▶ _Dataset rows describing interfaces_:
•••••
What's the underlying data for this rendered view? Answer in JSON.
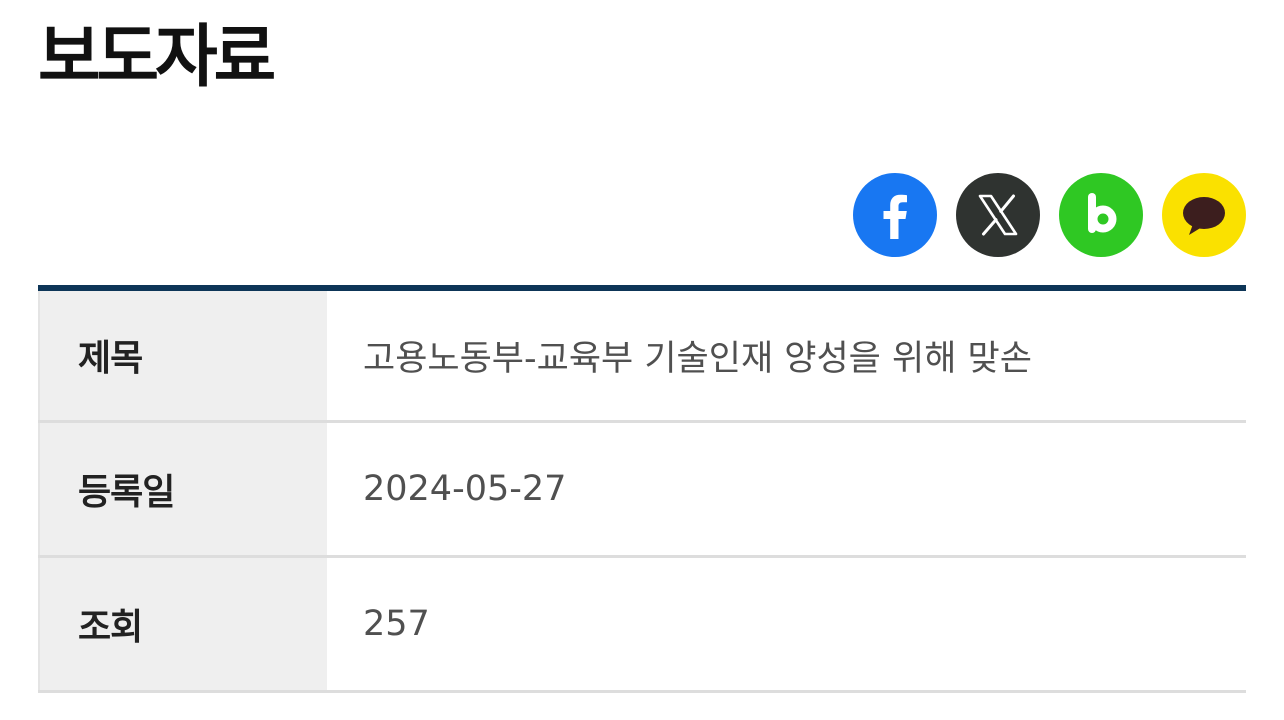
{
  "page": {
    "title": "보도자료"
  },
  "share": {
    "buttons": [
      {
        "name": "facebook",
        "icon": "facebook-icon",
        "color": "#1877f2"
      },
      {
        "name": "x",
        "icon": "x-icon",
        "color": "#2f3330"
      },
      {
        "name": "band",
        "icon": "band-icon",
        "color": "#2fc823"
      },
      {
        "name": "kakaotalk",
        "icon": "kakaotalk-icon",
        "color": "#fae100"
      }
    ]
  },
  "article": {
    "rows": [
      {
        "label": "제목",
        "value": "고용노동부-교육부 기술인재 양성을 위해 맞손"
      },
      {
        "label": "등록일",
        "value": "2024-05-27"
      },
      {
        "label": "조회",
        "value": "257"
      }
    ]
  },
  "colors": {
    "table_top_border": "#0d3557",
    "label_background": "#efefef"
  }
}
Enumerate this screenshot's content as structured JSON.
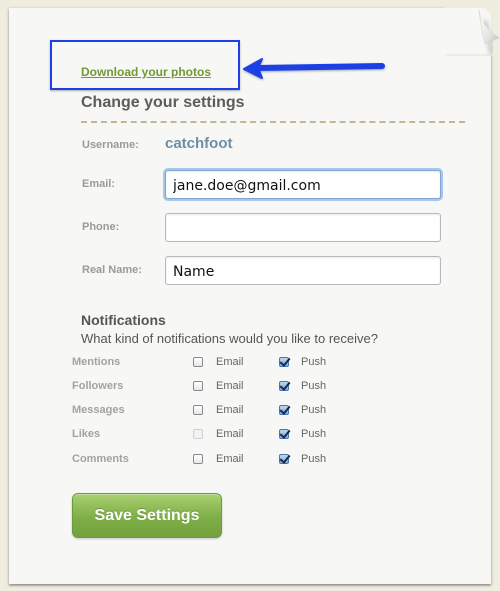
{
  "header": {
    "download_link": "Download your photos",
    "title": "Change your settings"
  },
  "annotation": {
    "highlight_color": "#1f3fe6",
    "arrow_points_to": "download_link"
  },
  "form": {
    "username": {
      "label": "Username:",
      "value": "catchfoot"
    },
    "email": {
      "label": "Email:",
      "value": "jane.doe@gmail.com",
      "focused": true
    },
    "phone": {
      "label": "Phone:",
      "value": ""
    },
    "real_name": {
      "label": "Real Name:",
      "value": "Name"
    }
  },
  "notifications": {
    "title": "Notifications",
    "subtitle": "What kind of notifications would you like to receive?",
    "email_label": "Email",
    "push_label": "Push",
    "rows": [
      {
        "label": "Mentions",
        "email": false,
        "email_disabled": false,
        "push": true
      },
      {
        "label": "Followers",
        "email": false,
        "email_disabled": false,
        "push": true
      },
      {
        "label": "Messages",
        "email": false,
        "email_disabled": false,
        "push": true
      },
      {
        "label": "Likes",
        "email": false,
        "email_disabled": true,
        "push": true
      },
      {
        "label": "Comments",
        "email": false,
        "email_disabled": false,
        "push": true
      }
    ]
  },
  "actions": {
    "save_label": "Save Settings"
  },
  "colors": {
    "link": "#6f9a35",
    "username": "#6f8ea6",
    "save_button": "#7eae46",
    "divider": "#c3b595"
  }
}
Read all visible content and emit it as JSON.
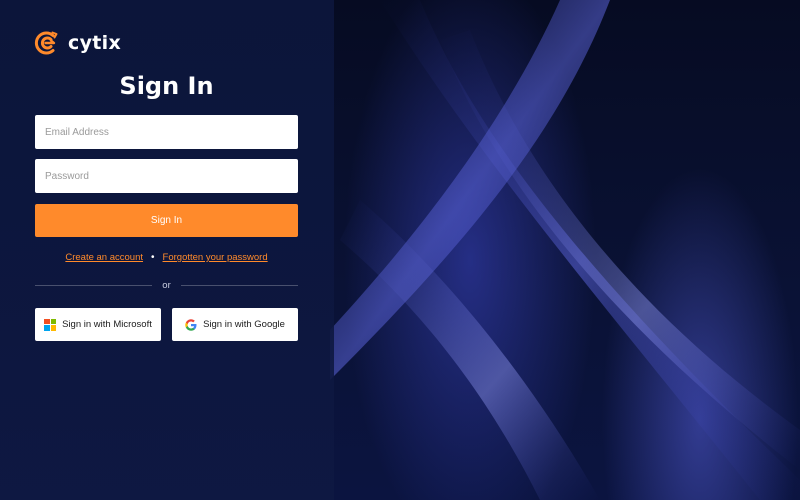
{
  "brand": {
    "name": "cytix",
    "accent_color": "#ff8a2b",
    "logo_icon": "cytix-logo-icon"
  },
  "page": {
    "title": "Sign In"
  },
  "form": {
    "email_placeholder": "Email Address",
    "password_placeholder": "Password",
    "submit_label": "Sign In"
  },
  "links": {
    "create_account": "Create an account",
    "separator": "•",
    "forgot_password": "Forgotten your password"
  },
  "divider": {
    "label": "or"
  },
  "sso": {
    "microsoft_label": "Sign in with Microsoft",
    "microsoft_icon": "microsoft-icon",
    "google_label": "Sign in with Google",
    "google_icon": "google-icon"
  }
}
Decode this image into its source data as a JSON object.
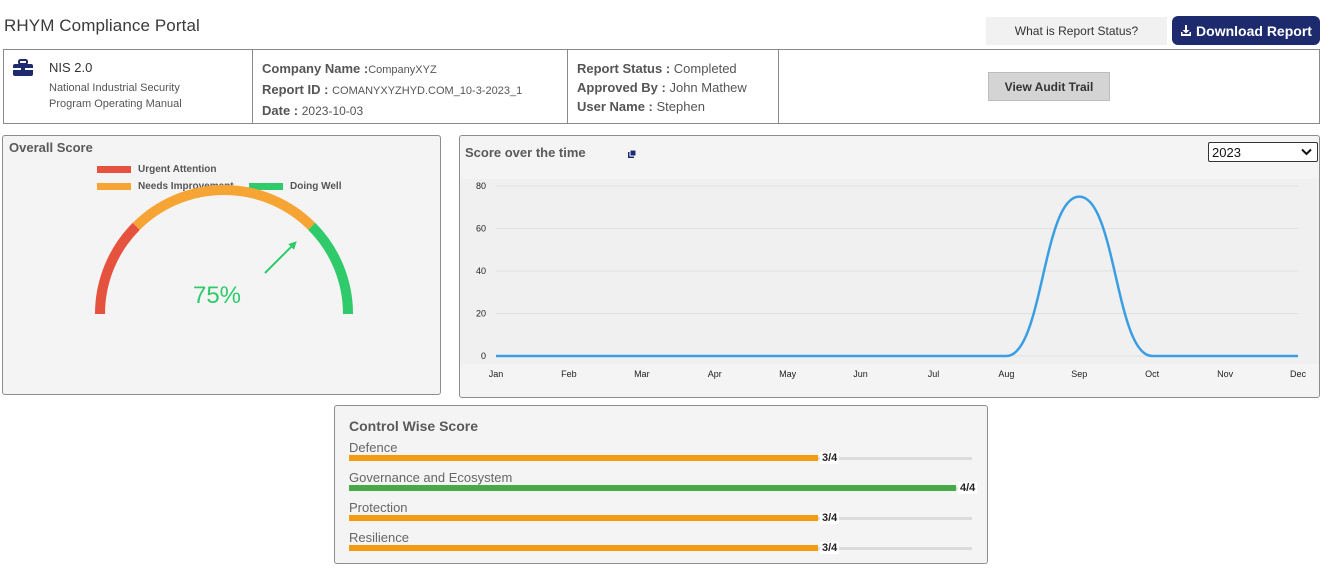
{
  "header": {
    "app_title": "RHYM Compliance Portal",
    "status_button_label": "What is Report Status?",
    "download_button_label": "Download Report",
    "download_icon": "download-icon"
  },
  "info_bar": {
    "framework": {
      "icon": "briefcase-icon",
      "name": "NIS 2.0",
      "description_line1": "National Industrial Security",
      "description_line2": "Program Operating Manual"
    },
    "company": {
      "company_name_label": "Company Name :",
      "company_name_value": "CompanyXYZ",
      "report_id_label": "Report ID :",
      "report_id_value": "COMANYXYZHYD.COM_10-3-2023_1",
      "date_label": "Date :",
      "date_value": "2023-10-03"
    },
    "report": {
      "status_label": "Report Status :",
      "status_value": "Completed",
      "approved_by_label": "Approved By :",
      "approved_by_value": "John Mathew",
      "user_name_label": "User Name :",
      "user_name_value": "Stephen"
    },
    "audit_trail_button_label": "View Audit Trail"
  },
  "overall_score": {
    "title": "Overall Score",
    "legend": [
      {
        "label": "Urgent Attention",
        "color": "#e5533e"
      },
      {
        "label": "Needs Improvement",
        "color": "#f6a535"
      },
      {
        "label": "Doing Well",
        "color": "#2fca6a"
      }
    ],
    "score_text": "75%",
    "score_value": 75,
    "score_color": "#2fca6a"
  },
  "score_over_time": {
    "title": "Score over the time",
    "title_icon": "external-link-icon",
    "year_options": [
      "2023"
    ],
    "selected_year": "2023"
  },
  "chart_data": {
    "type": "line",
    "title": "Score over the time",
    "categories": [
      "Jan",
      "Feb",
      "Mar",
      "Apr",
      "May",
      "Jun",
      "Jul",
      "Aug",
      "Sep",
      "Oct",
      "Nov",
      "Dec"
    ],
    "series": [
      {
        "values": [
          0,
          0,
          0,
          0,
          0,
          0,
          0,
          0,
          75,
          0,
          0,
          0
        ],
        "color": "#3a9ee4"
      }
    ],
    "yticks": [
      0,
      20,
      40,
      60,
      80
    ],
    "ylim": [
      0,
      80
    ],
    "grid": true,
    "xlabel": "",
    "ylabel": ""
  },
  "control_wise_score": {
    "title": "Control Wise Score",
    "items": [
      {
        "label": "Defence",
        "score_text": "3/4",
        "score": 3,
        "max": 4,
        "color": "#f39c12"
      },
      {
        "label": "Governance and Ecosystem",
        "score_text": "4/4",
        "score": 4,
        "max": 4,
        "color": "#47a947"
      },
      {
        "label": "Protection",
        "score_text": "3/4",
        "score": 3,
        "max": 4,
        "color": "#f39c12"
      },
      {
        "label": "Resilience",
        "score_text": "3/4",
        "score": 3,
        "max": 4,
        "color": "#f39c12"
      }
    ]
  }
}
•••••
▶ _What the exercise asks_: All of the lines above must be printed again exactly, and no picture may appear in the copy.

▶ _Answer to the problem_:
What's the underlying data for this rendered view? Answer in JSON.
{
  "page": {
    "title": "보도자료"
  },
  "share": {
    "buttons": [
      {
        "name": "facebook",
        "icon": "facebook-icon",
        "color": "#1877f2"
      },
      {
        "name": "x",
        "icon": "x-icon",
        "color": "#2f3330"
      },
      {
        "name": "band",
        "icon": "band-icon",
        "color": "#2fc823"
      },
      {
        "name": "kakaotalk",
        "icon": "kakaotalk-icon",
        "color": "#fae100"
      }
    ]
  },
  "article": {
    "rows": [
      {
        "label": "제목",
        "value": "고용노동부-교육부 기술인재 양성을 위해 맞손"
      },
      {
        "label": "등록일",
        "value": "2024-05-27"
      },
      {
        "label": "조회",
        "value": "257"
      }
    ]
  },
  "colors": {
    "table_top_border": "#0d3557",
    "label_background": "#efefef"
  }
}
Enumerate this screenshot's content as structured JSON.
{
  "header": {
    "download_link": "Download your photos",
    "title": "Change your settings"
  },
  "annotation": {
    "highlight_color": "#1f3fe6",
    "arrow_points_to": "download_link"
  },
  "form": {
    "username": {
      "label": "Username:",
      "value": "catchfoot"
    },
    "email": {
      "label": "Email:",
      "value": "jane.doe@gmail.com",
      "focused": true
    },
    "phone": {
      "label": "Phone:",
      "value": ""
    },
    "real_name": {
      "label": "Real Name:",
      "value": "Name"
    }
  },
  "notifications": {
    "title": "Notifications",
    "subtitle": "What kind of notifications would you like to receive?",
    "email_label": "Email",
    "push_label": "Push",
    "rows": [
      {
        "label": "Mentions",
        "email": false,
        "email_disabled": false,
        "push": true
      },
      {
        "label": "Followers",
        "email": false,
        "email_disabled": false,
        "push": true
      },
      {
        "label": "Messages",
        "email": false,
        "email_disabled": false,
        "push": true
      },
      {
        "label": "Likes",
        "email": false,
        "email_disabled": true,
        "push": true
      },
      {
        "label": "Comments",
        "email": false,
        "email_disabled": false,
        "push": true
      }
    ]
  },
  "actions": {
    "save_label": "Save Settings"
  },
  "colors": {
    "link": "#6f9a35",
    "username": "#6f8ea6",
    "save_button": "#7eae46",
    "divider": "#c3b595"
  }
}
Read all visible content and emit it as JSON.
{
  "brand": {
    "name": "cytix",
    "accent_color": "#ff8a2b",
    "logo_icon": "cytix-logo-icon"
  },
  "page": {
    "title": "Sign In"
  },
  "form": {
    "email_placeholder": "Email Address",
    "password_placeholder": "Password",
    "submit_label": "Sign In"
  },
  "links": {
    "create_account": "Create an account",
    "separator": "•",
    "forgot_password": "Forgotten your password"
  },
  "divider": {
    "label": "or"
  },
  "sso": {
    "microsoft_label": "Sign in with Microsoft",
    "microsoft_icon": "microsoft-icon",
    "google_label": "Sign in with Google",
    "google_icon": "google-icon"
  }
}
Decode this image into its source data as a JSON object.
{
  "header": {
    "app_title": "RHYM Compliance Portal",
    "status_button_label": "What is Report Status?",
    "download_button_label": "Download Report",
    "download_icon": "download-icon"
  },
  "info_bar": {
    "framework": {
      "icon": "briefcase-icon",
      "name": "NIS 2.0",
      "description_line1": "National Industrial Security",
      "description_line2": "Program Operating Manual"
    },
    "company": {
      "company_name_label": "Company Name :",
      "company_name_value": "CompanyXYZ",
      "report_id_label": "Report ID :",
      "report_id_value": "COMANYXYZHYD.COM_10-3-2023_1",
      "date_label": "Date :",
      "date_value": "2023-10-03"
    },
    "report": {
      "status_label": "Report Status :",
      "status_value": "Completed",
      "approved_by_label": "Approved By :",
      "approved_by_value": "John Mathew",
      "user_name_label": "User Name :",
      "user_name_value": "Stephen"
    },
    "audit_trail_button_label": "View Audit Trail"
  },
  "overall_score": {
    "title": "Overall Score",
    "legend": [
      {
        "label": "Urgent Attention",
        "color": "#e5533e"
      },
      {
        "label": "Needs Improvement",
        "color": "#f6a535"
      },
      {
        "label": "Doing Well",
        "color": "#2fca6a"
      }
    ],
    "score_text": "75%",
    "score_value": 75,
    "score_color": "#2fca6a"
  },
  "score_over_time": {
    "title": "Score over the time",
    "title_icon": "external-link-icon",
    "year_options": [
      "2023"
    ],
    "selected_year": "2023"
  },
  "chart_data": {
    "type": "line",
    "title": "Score over the time",
    "categories": [
      "Jan",
      "Feb",
      "Mar",
      "Apr",
      "May",
      "Jun",
      "Jul",
      "Aug",
      "Sep",
      "Oct",
      "Nov",
      "Dec"
    ],
    "series": [
      {
        "values": [
          0,
          0,
          0,
          0,
          0,
          0,
          0,
          0,
          75,
          0,
          0,
          0
        ],
        "color": "#3a9ee4"
      }
    ],
    "yticks": [
      0,
      20,
      40,
      60,
      80
    ],
    "ylim": [
      0,
      80
    ],
    "grid": true,
    "xlabel": "",
    "ylabel": ""
  },
  "control_wise_score": {
    "title": "Control Wise Score",
    "items": [
      {
        "label": "Defence",
        "score_text": "3/4",
        "score": 3,
        "max": 4,
        "color": "#f39c12"
      },
      {
        "label": "Governance and Ecosystem",
        "score_text": "4/4",
        "score": 4,
        "max": 4,
        "color": "#47a947"
      },
      {
        "label": "Protection",
        "score_text": "3/4",
        "score": 3,
        "max": 4,
        "color": "#f39c12"
      },
      {
        "label": "Resilience",
        "score_text": "3/4",
        "score": 3,
        "max": 4,
        "color": "#f39c12"
      }
    ]
  }
}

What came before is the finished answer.